Your goal: Apart from any images, the entries are to be output exactly.

Element data from apps and pages:

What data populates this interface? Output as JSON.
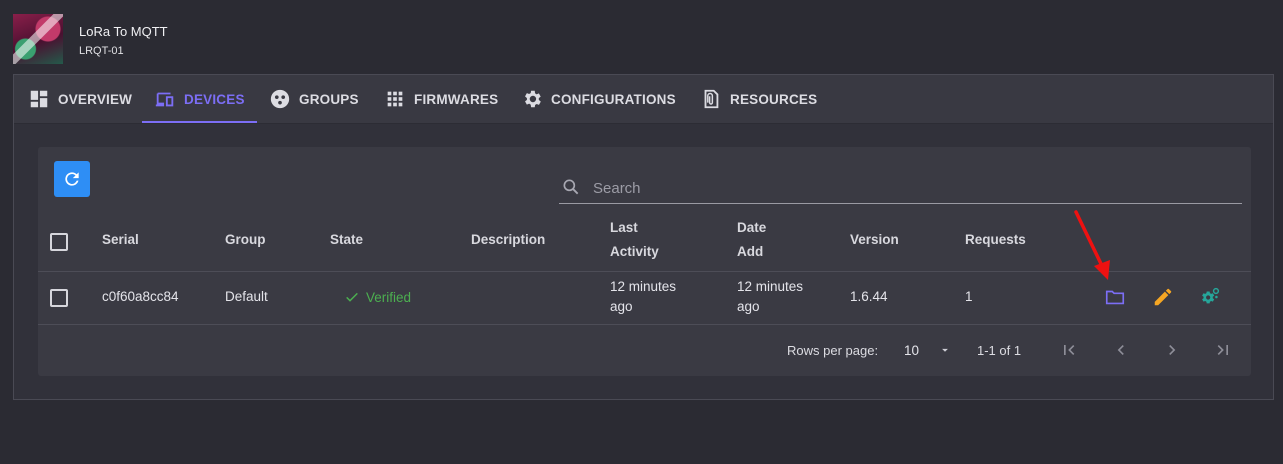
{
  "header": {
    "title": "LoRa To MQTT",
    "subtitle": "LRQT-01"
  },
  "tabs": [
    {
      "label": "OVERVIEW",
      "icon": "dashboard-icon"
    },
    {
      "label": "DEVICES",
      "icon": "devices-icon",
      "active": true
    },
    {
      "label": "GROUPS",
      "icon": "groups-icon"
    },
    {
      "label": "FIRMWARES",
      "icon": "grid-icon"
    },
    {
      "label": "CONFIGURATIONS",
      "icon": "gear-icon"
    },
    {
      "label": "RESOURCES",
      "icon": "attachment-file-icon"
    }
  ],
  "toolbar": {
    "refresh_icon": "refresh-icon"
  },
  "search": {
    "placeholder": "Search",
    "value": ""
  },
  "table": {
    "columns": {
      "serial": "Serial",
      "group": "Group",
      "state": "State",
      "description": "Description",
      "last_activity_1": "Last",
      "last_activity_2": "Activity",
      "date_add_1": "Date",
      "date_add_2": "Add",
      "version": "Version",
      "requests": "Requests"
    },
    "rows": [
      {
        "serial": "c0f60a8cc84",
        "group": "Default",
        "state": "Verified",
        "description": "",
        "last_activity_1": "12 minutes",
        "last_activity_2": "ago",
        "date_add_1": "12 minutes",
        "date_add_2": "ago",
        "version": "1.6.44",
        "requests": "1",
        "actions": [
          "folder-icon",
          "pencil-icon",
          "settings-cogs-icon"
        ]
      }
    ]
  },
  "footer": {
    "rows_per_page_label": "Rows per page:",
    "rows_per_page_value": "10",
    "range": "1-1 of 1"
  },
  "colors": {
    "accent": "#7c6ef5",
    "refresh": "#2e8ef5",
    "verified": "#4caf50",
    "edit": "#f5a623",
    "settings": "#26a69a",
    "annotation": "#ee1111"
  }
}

Reply to the exercise:
What data populates this interface? Output as JSON.
{
  "header": {
    "title": "LoRa To MQTT",
    "subtitle": "LRQT-01"
  },
  "tabs": [
    {
      "label": "OVERVIEW",
      "icon": "dashboard-icon"
    },
    {
      "label": "DEVICES",
      "icon": "devices-icon",
      "active": true
    },
    {
      "label": "GROUPS",
      "icon": "groups-icon"
    },
    {
      "label": "FIRMWARES",
      "icon": "grid-icon"
    },
    {
      "label": "CONFIGURATIONS",
      "icon": "gear-icon"
    },
    {
      "label": "RESOURCES",
      "icon": "attachment-file-icon"
    }
  ],
  "toolbar": {
    "refresh_icon": "refresh-icon"
  },
  "search": {
    "placeholder": "Search",
    "value": ""
  },
  "table": {
    "columns": {
      "serial": "Serial",
      "group": "Group",
      "state": "State",
      "description": "Description",
      "last_activity_1": "Last",
      "last_activity_2": "Activity",
      "date_add_1": "Date",
      "date_add_2": "Add",
      "version": "Version",
      "requests": "Requests"
    },
    "rows": [
      {
        "serial": "c0f60a8cc84",
        "group": "Default",
        "state": "Verified",
        "description": "",
        "last_activity_1": "12 minutes",
        "last_activity_2": "ago",
        "date_add_1": "12 minutes",
        "date_add_2": "ago",
        "version": "1.6.44",
        "requests": "1",
        "actions": [
          "folder-icon",
          "pencil-icon",
          "settings-cogs-icon"
        ]
      }
    ]
  },
  "footer": {
    "rows_per_page_label": "Rows per page:",
    "rows_per_page_value": "10",
    "range": "1-1 of 1"
  },
  "colors": {
    "accent": "#7c6ef5",
    "refresh": "#2e8ef5",
    "verified": "#4caf50",
    "edit": "#f5a623",
    "settings": "#26a69a",
    "annotation": "#ee1111"
  }
}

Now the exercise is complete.